▼

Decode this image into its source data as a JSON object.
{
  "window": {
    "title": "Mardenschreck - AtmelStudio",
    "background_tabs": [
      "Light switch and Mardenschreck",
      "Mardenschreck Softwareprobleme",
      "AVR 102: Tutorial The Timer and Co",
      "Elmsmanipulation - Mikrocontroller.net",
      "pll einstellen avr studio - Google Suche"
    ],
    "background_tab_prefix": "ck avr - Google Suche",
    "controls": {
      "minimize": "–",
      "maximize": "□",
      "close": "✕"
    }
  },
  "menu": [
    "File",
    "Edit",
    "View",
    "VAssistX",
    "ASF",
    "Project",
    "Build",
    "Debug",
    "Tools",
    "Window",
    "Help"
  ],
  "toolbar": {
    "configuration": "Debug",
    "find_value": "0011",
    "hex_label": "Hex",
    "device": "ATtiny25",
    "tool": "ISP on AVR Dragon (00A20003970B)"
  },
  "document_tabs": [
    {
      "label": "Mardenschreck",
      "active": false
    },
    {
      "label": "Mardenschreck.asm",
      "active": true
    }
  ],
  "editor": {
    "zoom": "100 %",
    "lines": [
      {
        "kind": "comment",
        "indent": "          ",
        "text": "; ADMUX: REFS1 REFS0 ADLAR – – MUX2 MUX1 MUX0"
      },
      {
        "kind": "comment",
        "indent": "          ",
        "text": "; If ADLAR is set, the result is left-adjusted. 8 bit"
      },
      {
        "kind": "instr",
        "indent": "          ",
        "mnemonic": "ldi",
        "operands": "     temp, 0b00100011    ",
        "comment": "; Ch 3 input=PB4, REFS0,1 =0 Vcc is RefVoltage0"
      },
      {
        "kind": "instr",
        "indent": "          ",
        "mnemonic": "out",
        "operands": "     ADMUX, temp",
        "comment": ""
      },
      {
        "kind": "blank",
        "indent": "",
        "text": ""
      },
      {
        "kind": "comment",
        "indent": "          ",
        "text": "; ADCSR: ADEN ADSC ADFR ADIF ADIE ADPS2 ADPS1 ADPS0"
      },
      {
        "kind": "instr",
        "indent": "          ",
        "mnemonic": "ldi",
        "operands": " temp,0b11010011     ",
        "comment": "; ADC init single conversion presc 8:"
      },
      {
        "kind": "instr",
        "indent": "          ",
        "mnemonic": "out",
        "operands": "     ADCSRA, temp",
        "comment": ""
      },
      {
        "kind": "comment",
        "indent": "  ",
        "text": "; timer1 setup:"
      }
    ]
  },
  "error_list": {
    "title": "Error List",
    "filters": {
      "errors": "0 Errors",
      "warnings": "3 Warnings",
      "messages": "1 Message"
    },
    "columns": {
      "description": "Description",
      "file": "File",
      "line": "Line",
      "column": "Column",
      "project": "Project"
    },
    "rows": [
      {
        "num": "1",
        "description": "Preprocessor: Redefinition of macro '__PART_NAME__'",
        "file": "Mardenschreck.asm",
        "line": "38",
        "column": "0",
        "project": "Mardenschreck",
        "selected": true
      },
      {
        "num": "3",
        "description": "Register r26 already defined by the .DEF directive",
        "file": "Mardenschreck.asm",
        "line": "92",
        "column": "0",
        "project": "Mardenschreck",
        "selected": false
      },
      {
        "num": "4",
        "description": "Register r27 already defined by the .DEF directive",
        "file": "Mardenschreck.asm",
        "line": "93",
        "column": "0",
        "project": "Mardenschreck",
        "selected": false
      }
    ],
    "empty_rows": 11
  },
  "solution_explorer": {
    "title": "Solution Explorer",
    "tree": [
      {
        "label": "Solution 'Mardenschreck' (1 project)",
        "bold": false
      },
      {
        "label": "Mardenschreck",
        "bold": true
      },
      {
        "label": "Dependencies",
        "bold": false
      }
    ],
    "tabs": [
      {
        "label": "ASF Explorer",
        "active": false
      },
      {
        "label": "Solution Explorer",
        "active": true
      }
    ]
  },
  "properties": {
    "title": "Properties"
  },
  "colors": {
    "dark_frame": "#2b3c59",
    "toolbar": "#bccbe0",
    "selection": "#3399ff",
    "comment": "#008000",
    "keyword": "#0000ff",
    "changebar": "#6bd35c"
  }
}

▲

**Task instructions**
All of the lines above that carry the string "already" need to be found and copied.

**Response to this exercise**
        "description": "Register r26 already defined by the .DEF directive",
        "description": "Register r27 already defined by the .DEF directive",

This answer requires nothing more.